Farthest North synthesizes the profound psychological effect of traversing one of the most rarefied places on Earth in the footprints of a failed explorer. In 1897, explorer S.A. Andrée attempted to fly to the North Pole in a silk hydrogen balloon. Andrée intended to be first to the North Pole, and planned to map the region using aerial cameras engineered for cartographic use. Shortly after taking off from the archipelago of Svalbard, however, the expedition crashed. Their remains were found 33 years later, the cause of their deaths unknown.
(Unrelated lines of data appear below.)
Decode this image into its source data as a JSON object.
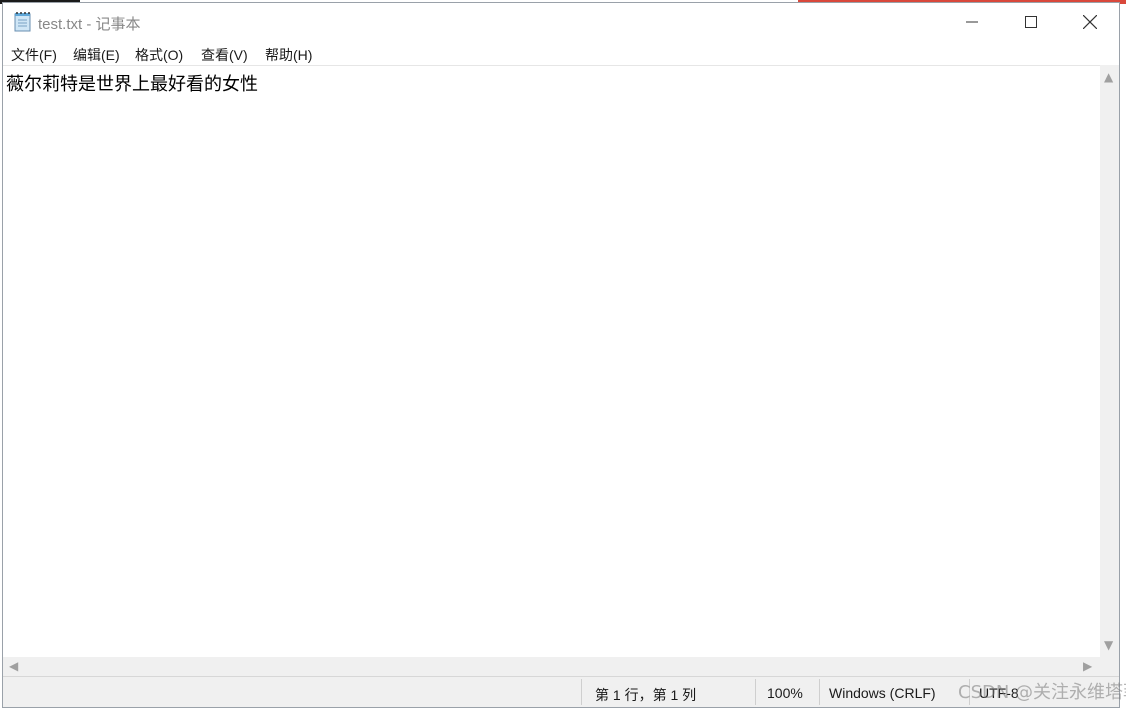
{
  "window": {
    "title": "test.txt - 记事本",
    "app_icon": "notepad-icon",
    "controls": {
      "minimize_icon": "minimize-icon",
      "maximize_icon": "maximize-icon",
      "close_icon": "close-icon"
    }
  },
  "menu": {
    "items": [
      {
        "label": "文件(F)"
      },
      {
        "label": "编辑(E)"
      },
      {
        "label": "格式(O)"
      },
      {
        "label": "查看(V)"
      },
      {
        "label": "帮助(H)"
      }
    ]
  },
  "editor": {
    "content": "薇尔莉特是世界上最好看的女性"
  },
  "statusbar": {
    "position": "第 1 行，第 1 列",
    "zoom": "100%",
    "line_ending": "Windows (CRLF)",
    "encoding": "UTF-8"
  },
  "watermark": {
    "text": "CSDN @关注永维塔菲喵"
  },
  "colors": {
    "title_text": "#888888",
    "status_bg": "#f0f0f0",
    "scrollbar_bg": "#f0f0f0",
    "background_accent": "#d9483b"
  }
}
Amongst the remains were several canisters of exposed film, preserved in the snow.
Miles away in space and time, we spent the better part of 2016 deciphering the topography of the arctic landscape through the flat surface of a screen, closely inspecting each pixel. Later that summer, we travelled to the high arctic, retracing the route of Andrée. From the top of a mountain, we gazed across Virgohamna, the same arctic harbor that appears in Andrée’s photographs, and below them observed the remains of his balloon hangar, ravaged by the harsh climate.
Video and photo projections of Virgohamna taken from our own documentation and S.A. Andree’s documentation. Cairn marking the point where the photograph of Andree’s balloon was taken as he departed Dane’s Island, and the same point where we stood to oversee the landscape of Dane’s Island. Kite flown at same point on Dane’s island with color card charted to match the color of the sky over the course of a day in Providence, RI. Buoy with video tracing our expedition route from the Gulf of Mexico to the high Arctic. Replica of Skerry marker (small beacon used to identify ship hazards) located on Smeerenburg, and as seen from Dane’s Island.